Chapter 14: Retreats

  • "To survive this situation, a man needed more than food or even intellectual sustenance; he needed spiritual strength." (140)
  • "The kingdom of God had to be worked out on earth, for that was the meaning of the Incarnation." (144-145)
  • "Each day, every day of our lives, God presents to us the people and opportunities upon which he expects us to act." (145)
  • Say The Morning Offering each day to dedicate to God all the prayer, works, and sufferings of each day in conformity to his will, as a means of winning grace for others especially your family and friends (148)

Chapter 15: The Fear of Death

Chapter 16: Freedom

  • "The body can be confined, but nothing can destroy the deepest freedom in man, the freedom of the soul, and the freedom of mind and will." (162)
  • "No man's freedom is absolute. Ultimately, the only absolute freedom we have resides in a man's Free Will. And that freedom was given us by our Creator, essentially, so that we might freely choose to love and serve him...Fullest freedom comes when we follow to the least detail the will of another...True freedom meant nothing else than letting God operate within my soul without interference." (164-165)

Chapter 17: The Kingdom of God

  • "God's grace demands the total transformation of man, for man belongs to God. Only in faith, only by a change of heart, can a man enter the kingdom of God." (175)
  • "There has been no other way for the spreading of the kingdom than by the acts and the lives of individual Christians striving each day to fulfill the will of God." (177)

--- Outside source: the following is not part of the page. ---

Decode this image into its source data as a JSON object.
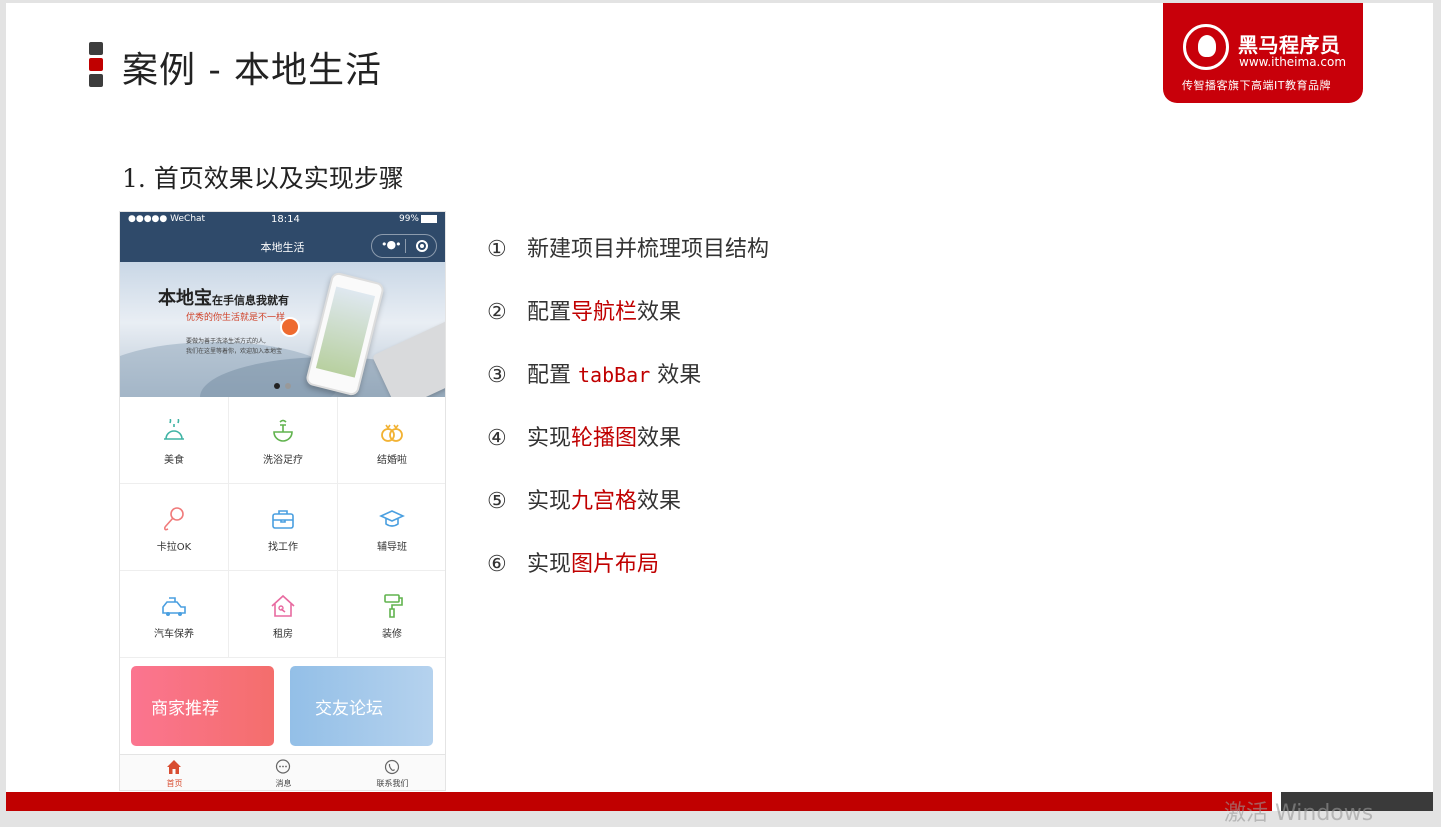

Chapter 18: Humility

  • "Humility is nothing more or less than knowing our place before God." (180-181)

Chapter 19: Faith (★)

  • "We do not merit faith—God gave it to us as a free gift—but it is ours to preserve or lose." (190)
  • Prayer preserves our faith, especially The Morning Offering
  • "We must have faith before we can love, or we will surely end up loving the wrong thing—loving ourselves more than God, or loving creatures for themselves." (192)
  • "Only by a lively faith can a man learn to live in peace among the tensions of this world." (193)

Chapter 20: Humanity

  • Marxism: man and the material world is all there is (199)
  • Answering Atheism with reality (202+)

Source: Jordan


New Words

Created: 2021-12-08
Updated: 2024-03-22-Fri